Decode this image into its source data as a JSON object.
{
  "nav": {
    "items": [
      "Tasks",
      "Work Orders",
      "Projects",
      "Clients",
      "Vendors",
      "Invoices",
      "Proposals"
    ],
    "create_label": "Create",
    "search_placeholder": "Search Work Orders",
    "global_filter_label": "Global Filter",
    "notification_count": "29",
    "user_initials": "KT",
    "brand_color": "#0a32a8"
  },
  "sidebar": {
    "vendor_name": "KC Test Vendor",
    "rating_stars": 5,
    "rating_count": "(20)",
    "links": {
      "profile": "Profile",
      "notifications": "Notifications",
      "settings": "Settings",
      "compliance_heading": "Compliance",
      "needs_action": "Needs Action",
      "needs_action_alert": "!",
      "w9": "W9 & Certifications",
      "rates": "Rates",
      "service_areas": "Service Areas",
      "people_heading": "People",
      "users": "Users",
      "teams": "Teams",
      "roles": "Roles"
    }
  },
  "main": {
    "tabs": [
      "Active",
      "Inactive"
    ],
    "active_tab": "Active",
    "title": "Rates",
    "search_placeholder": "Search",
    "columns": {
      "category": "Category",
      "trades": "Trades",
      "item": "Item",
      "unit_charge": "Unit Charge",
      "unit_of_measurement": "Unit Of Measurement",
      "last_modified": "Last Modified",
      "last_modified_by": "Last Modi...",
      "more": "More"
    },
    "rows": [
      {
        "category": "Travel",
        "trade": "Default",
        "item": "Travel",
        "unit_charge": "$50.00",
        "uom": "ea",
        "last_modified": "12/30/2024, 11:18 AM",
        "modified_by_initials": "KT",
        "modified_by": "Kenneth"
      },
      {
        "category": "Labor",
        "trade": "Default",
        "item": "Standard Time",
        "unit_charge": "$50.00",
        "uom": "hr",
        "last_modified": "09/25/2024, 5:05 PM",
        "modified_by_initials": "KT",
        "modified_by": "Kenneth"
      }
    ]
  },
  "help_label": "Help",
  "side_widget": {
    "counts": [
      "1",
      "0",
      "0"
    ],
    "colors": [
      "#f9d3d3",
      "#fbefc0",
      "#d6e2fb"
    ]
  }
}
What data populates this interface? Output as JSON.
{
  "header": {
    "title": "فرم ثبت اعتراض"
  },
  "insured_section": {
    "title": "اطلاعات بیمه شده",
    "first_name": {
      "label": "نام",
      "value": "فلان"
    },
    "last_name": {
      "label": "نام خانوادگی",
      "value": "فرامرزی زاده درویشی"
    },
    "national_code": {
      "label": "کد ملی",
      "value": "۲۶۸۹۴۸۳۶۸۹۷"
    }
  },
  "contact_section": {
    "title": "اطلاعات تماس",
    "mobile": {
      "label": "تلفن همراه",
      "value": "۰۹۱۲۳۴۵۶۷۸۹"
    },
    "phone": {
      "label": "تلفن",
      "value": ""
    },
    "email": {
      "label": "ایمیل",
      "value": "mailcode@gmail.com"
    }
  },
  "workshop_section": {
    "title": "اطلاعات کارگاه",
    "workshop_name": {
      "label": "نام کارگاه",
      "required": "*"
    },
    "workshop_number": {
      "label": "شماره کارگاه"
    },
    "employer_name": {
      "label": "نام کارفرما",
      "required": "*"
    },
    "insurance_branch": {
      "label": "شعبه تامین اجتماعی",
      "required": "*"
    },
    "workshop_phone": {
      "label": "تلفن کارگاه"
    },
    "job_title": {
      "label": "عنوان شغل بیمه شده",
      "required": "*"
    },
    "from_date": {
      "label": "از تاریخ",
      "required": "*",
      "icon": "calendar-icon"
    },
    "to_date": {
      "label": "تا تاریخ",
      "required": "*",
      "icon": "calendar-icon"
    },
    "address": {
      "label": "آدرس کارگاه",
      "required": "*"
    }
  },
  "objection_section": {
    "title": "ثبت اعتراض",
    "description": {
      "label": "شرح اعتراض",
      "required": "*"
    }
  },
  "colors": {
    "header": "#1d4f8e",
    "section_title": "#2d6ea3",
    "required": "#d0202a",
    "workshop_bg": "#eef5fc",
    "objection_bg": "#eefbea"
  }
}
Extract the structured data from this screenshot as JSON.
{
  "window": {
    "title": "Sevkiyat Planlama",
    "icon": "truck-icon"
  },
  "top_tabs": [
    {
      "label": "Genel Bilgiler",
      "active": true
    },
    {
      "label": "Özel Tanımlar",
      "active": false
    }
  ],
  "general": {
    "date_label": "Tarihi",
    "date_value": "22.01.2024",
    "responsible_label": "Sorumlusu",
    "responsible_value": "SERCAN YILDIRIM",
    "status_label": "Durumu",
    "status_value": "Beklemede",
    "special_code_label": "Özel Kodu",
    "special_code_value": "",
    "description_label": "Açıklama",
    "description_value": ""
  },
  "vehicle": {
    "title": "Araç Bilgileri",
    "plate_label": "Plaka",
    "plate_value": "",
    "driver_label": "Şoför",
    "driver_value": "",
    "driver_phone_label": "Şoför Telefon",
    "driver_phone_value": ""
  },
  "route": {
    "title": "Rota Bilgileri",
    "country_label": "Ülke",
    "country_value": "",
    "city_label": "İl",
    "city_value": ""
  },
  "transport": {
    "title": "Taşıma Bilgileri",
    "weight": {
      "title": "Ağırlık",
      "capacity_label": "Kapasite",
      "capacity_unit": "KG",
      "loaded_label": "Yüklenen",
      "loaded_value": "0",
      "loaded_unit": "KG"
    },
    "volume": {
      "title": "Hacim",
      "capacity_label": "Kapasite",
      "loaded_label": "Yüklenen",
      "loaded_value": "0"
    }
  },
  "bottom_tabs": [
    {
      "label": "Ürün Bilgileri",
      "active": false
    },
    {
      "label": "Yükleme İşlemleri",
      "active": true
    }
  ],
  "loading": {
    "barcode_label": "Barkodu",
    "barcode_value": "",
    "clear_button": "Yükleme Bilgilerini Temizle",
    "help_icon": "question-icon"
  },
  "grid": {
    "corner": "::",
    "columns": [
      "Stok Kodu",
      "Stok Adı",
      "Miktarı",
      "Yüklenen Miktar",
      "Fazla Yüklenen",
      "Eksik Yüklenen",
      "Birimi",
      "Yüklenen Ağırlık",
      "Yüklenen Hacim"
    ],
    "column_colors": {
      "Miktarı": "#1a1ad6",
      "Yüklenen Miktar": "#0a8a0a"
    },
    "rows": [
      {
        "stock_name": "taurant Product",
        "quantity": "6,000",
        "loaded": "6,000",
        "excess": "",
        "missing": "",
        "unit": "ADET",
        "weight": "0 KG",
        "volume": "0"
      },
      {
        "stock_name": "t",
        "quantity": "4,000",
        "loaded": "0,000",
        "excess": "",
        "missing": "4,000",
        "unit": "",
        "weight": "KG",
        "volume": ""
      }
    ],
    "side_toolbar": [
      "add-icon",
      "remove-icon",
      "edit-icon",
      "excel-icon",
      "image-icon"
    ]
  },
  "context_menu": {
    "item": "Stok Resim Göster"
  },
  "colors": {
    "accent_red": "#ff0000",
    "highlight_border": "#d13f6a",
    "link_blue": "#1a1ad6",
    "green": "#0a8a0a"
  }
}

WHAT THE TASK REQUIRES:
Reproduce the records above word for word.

ANSWER SECTION:
Decode this image into its source data as a JSON object.
{
  "nav": {
    "items": [
      "Tasks",
      "Work Orders",
      "Projects",
      "Clients",
      "Vendors",
      "Invoices",
      "Proposals"
    ],
    "create_label": "Create",
    "search_placeholder": "Search Work Orders",
    "global_filter_label": "Global Filter",
    "notification_count": "29",
    "user_initials": "KT",
    "brand_color": "#0a32a8"
  },
  "sidebar": {
    "vendor_name": "KC Test Vendor",
    "rating_stars": 5,
    "rating_count": "(20)",
    "links": {
      "profile": "Profile",
      "notifications": "Notifications",
      "settings": "Settings",
      "compliance_heading": "Compliance",
      "needs_action": "Needs Action",
      "needs_action_alert": "!",
      "w9": "W9 & Certifications",
      "rates": "Rates",
      "service_areas": "Service Areas",
      "people_heading": "People",
      "users": "Users",
      "teams": "Teams",
      "roles": "Roles"
    }
  },
  "main": {
    "tabs": [
      "Active",
      "Inactive"
    ],
    "active_tab": "Active",
    "title": "Rates",
    "search_placeholder": "Search",
    "columns": {
      "category": "Category",
      "trades": "Trades",
      "item": "Item",
      "unit_charge": "Unit Charge",
      "unit_of_measurement": "Unit Of Measurement",
      "last_modified": "Last Modified",
      "last_modified_by": "Last Modi...",
      "more": "More"
    },
    "rows": [
      {
        "category": "Travel",
        "trade": "Default",
        "item": "Travel",
        "unit_charge": "$50.00",
        "uom": "ea",
        "last_modified": "12/30/2024, 11:18 AM",
        "modified_by_initials": "KT",
        "modified_by": "Kenneth"
      },
      {
        "category": "Labor",
        "trade": "Default",
        "item": "Standard Time",
        "unit_charge": "$50.00",
        "uom": "hr",
        "last_modified": "09/25/2024, 5:05 PM",
        "modified_by_initials": "KT",
        "modified_by": "Kenneth"
      }
    ]
  },
  "help_label": "Help",
  "side_widget": {
    "counts": [
      "1",
      "0",
      "0"
    ],
    "colors": [
      "#f9d3d3",
      "#fbefc0",
      "#d6e2fb"
    ]
  }
}
What data populates this interface? Output as JSON.
{
  "header": {
    "title": "فرم ثبت اعتراض"
  },
  "insured_section": {
    "title": "اطلاعات بیمه شده",
    "first_name": {
      "label": "نام",
      "value": "فلان"
    },
    "last_name": {
      "label": "نام خانوادگی",
      "value": "فرامرزی زاده درویشی"
    },
    "national_code": {
      "label": "کد ملی",
      "value": "۲۶۸۹۴۸۳۶۸۹۷"
    }
  },
  "contact_section": {
    "title": "اطلاعات تماس",
    "mobile": {
      "label": "تلفن همراه",
      "value": "۰۹۱۲۳۴۵۶۷۸۹"
    },
    "phone": {
      "label": "تلفن",
      "value": ""
    },
    "email": {
      "label": "ایمیل",
      "value": "mailcode@gmail.com"
    }
  },
  "workshop_section": {
    "title": "اطلاعات کارگاه",
    "workshop_name": {
      "label": "نام کارگاه",
      "required": "*"
    },
    "workshop_number": {
      "label": "شماره کارگاه"
    },
    "employer_name": {
      "label": "نام کارفرما",
      "required": "*"
    },
    "insurance_branch": {
      "label": "شعبه تامین اجتماعی",
      "required": "*"
    },
    "workshop_phone": {
      "label": "تلفن کارگاه"
    },
    "job_title": {
      "label": "عنوان شغل بیمه شده",
      "required": "*"
    },
    "from_date": {
      "label": "از تاریخ",
      "required": "*",
      "icon": "calendar-icon"
    },
    "to_date": {
      "label": "تا تاریخ",
      "required": "*",
      "icon": "calendar-icon"
    },
    "address": {
      "label": "آدرس کارگاه",
      "required": "*"
    }
  },
  "objection_section": {
    "title": "ثبت اعتراض",
    "description": {
      "label": "شرح اعتراض",
      "required": "*"
    }
  },
  "colors": {
    "header": "#1d4f8e",
    "section_title": "#2d6ea3",
    "required": "#d0202a",
    "workshop_bg": "#eef5fc",
    "objection_bg": "#eefbea"
  }
}
Extract the structured data from this screenshot as JSON.
{
  "window": {
    "title": "Sevkiyat Planlama",
    "icon": "truck-icon"
  },
  "top_tabs": [
    {
      "label": "Genel Bilgiler",
      "active": true
    },
    {
      "label": "Özel Tanımlar",
      "active": false
    }
  ],
  "general": {
    "date_label": "Tarihi",
    "date_value": "22.01.2024",
    "responsible_label": "Sorumlusu",
    "responsible_value": "SERCAN YILDIRIM",
    "status_label": "Durumu",
    "status_value": "Beklemede",
    "special_code_label": "Özel Kodu",
    "special_code_value": "",
    "description_label": "Açıklama",
    "description_value": ""
  },
  "vehicle": {
    "title": "Araç Bilgileri",
    "plate_label": "Plaka",
    "plate_value": "",
    "driver_label": "Şoför",
    "driver_value": "",
    "driver_phone_label": "Şoför Telefon",
    "driver_phone_value": ""
  },
  "route": {
    "title": "Rota Bilgileri",
    "country_label": "Ülke",
    "country_value": "",
    "city_label": "İl",
    "city_value": ""
  },
  "transport": {
    "title": "Taşıma Bilgileri",
    "weight": {
      "title": "Ağırlık",
      "capacity_label": "Kapasite",
      "capacity_unit": "KG",
      "loaded_label": "Yüklenen",
      "loaded_value": "0",
      "loaded_unit": "KG"
    },
    "volume": {
      "title": "Hacim",
      "capacity_label": "Kapasite",
      "loaded_label": "Yüklenen",
      "loaded_value": "0"
    }
  },
  "bottom_tabs": [
    {
      "label": "Ürün Bilgileri",
      "active": false
    },
    {
      "label": "Yükleme İşlemleri",
      "active": true
    }
  ],
  "loading": {
    "barcode_label": "Barkodu",
    "barcode_value": "",
    "clear_button": "Yükleme Bilgilerini Temizle",
    "help_icon": "question-icon"
  },
  "grid": {
    "corner": "::",
    "columns": [
      "Stok Kodu",
      "Stok Adı",
      "Miktarı",
      "Yüklenen Miktar",
      "Fazla Yüklenen",
      "Eksik Yüklenen",
      "Birimi",
      "Yüklenen Ağırlık",
      "Yüklenen Hacim"
    ],
    "column_colors": {
      "Miktarı": "#1a1ad6",
      "Yüklenen Miktar": "#0a8a0a"
    },
    "rows": [
      {
        "stock_name": "taurant Product",
        "quantity": "6,000",
        "loaded": "6,000",
        "excess": "",
        "missing": "",
        "unit": "ADET",
        "weight": "0 KG",
        "volume": "0"
      },
      {
        "stock_name": "t",
        "quantity": "4,000",
        "loaded": "0,000",
        "excess": "",
        "missing": "4,000",
        "unit": "",
        "weight": "KG",
        "volume": ""
      }
    ],
    "side_toolbar": [
      "add-icon",
      "remove-icon",
      "edit-icon",
      "excel-icon",
      "image-icon"
    ]
  },
  "context_menu": {
    "item": "Stok Resim Göster"
  },
  "colors": {
    "accent_red": "#ff0000",
    "highlight_border": "#d13f6a",
    "link_blue": "#1a1ad6",
    "green": "#0a8a0a"
  }
}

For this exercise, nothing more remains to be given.